▶ Provided entries:

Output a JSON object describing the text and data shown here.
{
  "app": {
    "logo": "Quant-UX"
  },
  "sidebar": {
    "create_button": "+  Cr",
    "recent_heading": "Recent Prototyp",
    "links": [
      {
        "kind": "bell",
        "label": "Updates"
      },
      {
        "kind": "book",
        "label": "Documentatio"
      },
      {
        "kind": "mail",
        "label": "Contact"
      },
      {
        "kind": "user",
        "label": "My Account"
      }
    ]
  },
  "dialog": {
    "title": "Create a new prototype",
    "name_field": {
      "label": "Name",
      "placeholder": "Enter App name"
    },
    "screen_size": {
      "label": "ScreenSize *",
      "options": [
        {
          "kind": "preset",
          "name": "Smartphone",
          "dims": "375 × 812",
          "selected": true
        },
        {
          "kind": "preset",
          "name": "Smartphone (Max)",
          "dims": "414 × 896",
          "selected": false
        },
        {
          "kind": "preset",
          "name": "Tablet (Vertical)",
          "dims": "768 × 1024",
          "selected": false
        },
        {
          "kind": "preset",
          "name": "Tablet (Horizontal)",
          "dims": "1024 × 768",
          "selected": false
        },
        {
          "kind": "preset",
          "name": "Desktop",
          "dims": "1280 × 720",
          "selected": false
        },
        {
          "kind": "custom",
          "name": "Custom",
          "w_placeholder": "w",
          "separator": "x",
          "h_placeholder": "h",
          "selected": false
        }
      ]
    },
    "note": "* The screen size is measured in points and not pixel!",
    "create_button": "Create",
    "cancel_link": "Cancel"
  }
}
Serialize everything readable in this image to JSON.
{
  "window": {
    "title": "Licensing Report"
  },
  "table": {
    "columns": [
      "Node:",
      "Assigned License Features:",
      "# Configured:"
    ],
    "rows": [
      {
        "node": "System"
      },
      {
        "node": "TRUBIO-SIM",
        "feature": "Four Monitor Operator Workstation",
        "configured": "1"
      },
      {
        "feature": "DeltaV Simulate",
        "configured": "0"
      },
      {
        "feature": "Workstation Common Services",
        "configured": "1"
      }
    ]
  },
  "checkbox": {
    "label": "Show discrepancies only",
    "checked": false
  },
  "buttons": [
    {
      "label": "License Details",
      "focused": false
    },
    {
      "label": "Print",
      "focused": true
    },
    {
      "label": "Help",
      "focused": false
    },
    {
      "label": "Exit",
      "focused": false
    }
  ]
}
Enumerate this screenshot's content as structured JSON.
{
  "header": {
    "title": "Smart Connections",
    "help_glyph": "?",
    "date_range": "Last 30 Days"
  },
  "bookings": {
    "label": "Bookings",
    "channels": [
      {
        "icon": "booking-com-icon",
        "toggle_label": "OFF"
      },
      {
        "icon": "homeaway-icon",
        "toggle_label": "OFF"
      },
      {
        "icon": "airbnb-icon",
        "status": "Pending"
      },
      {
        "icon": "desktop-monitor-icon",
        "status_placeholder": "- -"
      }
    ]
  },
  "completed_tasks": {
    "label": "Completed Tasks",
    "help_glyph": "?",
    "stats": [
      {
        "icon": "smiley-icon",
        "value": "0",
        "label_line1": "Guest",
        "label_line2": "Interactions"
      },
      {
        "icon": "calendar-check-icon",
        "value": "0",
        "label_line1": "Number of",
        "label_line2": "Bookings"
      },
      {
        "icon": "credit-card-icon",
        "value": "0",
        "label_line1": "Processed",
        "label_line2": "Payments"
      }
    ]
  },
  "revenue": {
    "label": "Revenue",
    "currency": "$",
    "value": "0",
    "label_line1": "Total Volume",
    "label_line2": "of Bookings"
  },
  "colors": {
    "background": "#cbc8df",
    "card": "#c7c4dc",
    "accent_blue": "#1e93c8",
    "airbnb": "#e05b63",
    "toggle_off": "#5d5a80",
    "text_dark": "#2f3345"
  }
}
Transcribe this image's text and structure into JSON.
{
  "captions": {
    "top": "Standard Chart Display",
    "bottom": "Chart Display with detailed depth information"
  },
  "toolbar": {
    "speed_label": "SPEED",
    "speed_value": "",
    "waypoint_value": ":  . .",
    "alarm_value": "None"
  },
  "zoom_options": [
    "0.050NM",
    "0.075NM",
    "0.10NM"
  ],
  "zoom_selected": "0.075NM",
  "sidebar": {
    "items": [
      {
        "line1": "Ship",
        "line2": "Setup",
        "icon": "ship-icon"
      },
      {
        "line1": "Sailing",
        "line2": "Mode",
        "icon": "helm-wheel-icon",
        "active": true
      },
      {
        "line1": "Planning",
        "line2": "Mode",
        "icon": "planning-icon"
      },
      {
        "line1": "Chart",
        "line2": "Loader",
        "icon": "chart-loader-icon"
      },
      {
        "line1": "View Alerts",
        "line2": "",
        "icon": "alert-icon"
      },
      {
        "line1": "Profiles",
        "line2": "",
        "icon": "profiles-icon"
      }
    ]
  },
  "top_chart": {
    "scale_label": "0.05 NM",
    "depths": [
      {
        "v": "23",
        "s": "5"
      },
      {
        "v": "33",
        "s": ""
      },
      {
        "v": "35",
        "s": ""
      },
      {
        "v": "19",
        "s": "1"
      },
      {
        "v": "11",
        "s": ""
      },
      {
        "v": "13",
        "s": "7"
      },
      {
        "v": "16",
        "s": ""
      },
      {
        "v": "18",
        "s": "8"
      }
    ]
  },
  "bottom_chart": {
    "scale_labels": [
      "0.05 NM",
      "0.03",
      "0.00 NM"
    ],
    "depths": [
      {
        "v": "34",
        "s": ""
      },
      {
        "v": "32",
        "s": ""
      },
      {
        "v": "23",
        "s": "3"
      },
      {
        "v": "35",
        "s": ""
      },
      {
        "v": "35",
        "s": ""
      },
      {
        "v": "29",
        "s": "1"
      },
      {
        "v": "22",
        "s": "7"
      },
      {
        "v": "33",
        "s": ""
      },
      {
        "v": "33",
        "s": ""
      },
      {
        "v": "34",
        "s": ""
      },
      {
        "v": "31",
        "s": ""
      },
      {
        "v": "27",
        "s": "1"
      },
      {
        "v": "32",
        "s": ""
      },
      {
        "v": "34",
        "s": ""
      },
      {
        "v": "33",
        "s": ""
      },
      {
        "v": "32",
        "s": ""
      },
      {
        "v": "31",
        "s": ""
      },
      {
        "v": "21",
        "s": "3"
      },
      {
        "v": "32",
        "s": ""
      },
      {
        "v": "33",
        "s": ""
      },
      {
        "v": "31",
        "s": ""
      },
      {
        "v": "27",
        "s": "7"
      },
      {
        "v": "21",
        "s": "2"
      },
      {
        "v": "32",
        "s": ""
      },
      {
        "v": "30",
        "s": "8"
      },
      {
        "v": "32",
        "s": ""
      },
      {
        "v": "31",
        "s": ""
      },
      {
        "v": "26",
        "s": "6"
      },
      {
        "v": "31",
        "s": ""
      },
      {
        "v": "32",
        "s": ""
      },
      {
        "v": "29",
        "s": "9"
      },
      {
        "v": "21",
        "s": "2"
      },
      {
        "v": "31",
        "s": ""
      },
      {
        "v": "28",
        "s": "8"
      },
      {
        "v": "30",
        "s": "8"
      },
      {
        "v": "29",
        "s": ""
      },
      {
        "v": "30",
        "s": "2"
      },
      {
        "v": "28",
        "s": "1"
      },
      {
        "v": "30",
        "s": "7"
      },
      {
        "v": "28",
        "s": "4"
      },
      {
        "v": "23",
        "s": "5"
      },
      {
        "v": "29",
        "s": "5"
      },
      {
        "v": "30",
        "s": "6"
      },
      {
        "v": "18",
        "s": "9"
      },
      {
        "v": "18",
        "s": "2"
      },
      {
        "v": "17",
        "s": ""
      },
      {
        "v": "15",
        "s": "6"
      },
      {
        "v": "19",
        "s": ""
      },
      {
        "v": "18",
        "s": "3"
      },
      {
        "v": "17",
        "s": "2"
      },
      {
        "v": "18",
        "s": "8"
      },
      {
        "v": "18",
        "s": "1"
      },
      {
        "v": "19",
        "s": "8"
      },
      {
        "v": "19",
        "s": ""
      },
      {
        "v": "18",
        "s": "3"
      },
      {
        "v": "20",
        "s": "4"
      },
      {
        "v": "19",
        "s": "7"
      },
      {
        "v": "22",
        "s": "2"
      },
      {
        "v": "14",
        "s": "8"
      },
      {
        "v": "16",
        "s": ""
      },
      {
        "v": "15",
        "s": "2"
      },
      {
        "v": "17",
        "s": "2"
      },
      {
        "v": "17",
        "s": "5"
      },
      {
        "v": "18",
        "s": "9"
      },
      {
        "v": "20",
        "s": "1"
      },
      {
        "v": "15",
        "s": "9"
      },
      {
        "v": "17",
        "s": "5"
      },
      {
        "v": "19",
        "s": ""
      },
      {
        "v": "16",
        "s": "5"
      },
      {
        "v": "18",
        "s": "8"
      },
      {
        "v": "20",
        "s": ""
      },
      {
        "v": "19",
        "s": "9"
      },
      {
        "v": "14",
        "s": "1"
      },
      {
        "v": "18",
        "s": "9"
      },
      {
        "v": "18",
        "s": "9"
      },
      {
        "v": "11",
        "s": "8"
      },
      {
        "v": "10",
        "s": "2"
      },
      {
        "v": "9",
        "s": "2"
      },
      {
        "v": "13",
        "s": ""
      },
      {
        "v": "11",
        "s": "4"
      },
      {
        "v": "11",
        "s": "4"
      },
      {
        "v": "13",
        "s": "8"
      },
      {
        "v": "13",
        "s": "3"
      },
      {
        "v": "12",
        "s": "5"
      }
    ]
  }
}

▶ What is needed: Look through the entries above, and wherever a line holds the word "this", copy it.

▶ Answer box:
Serialize everything readable in this image to JSON.
Enumerate this screenshot's content as structured JSON.
Transcribe this image's text and structure into JSON.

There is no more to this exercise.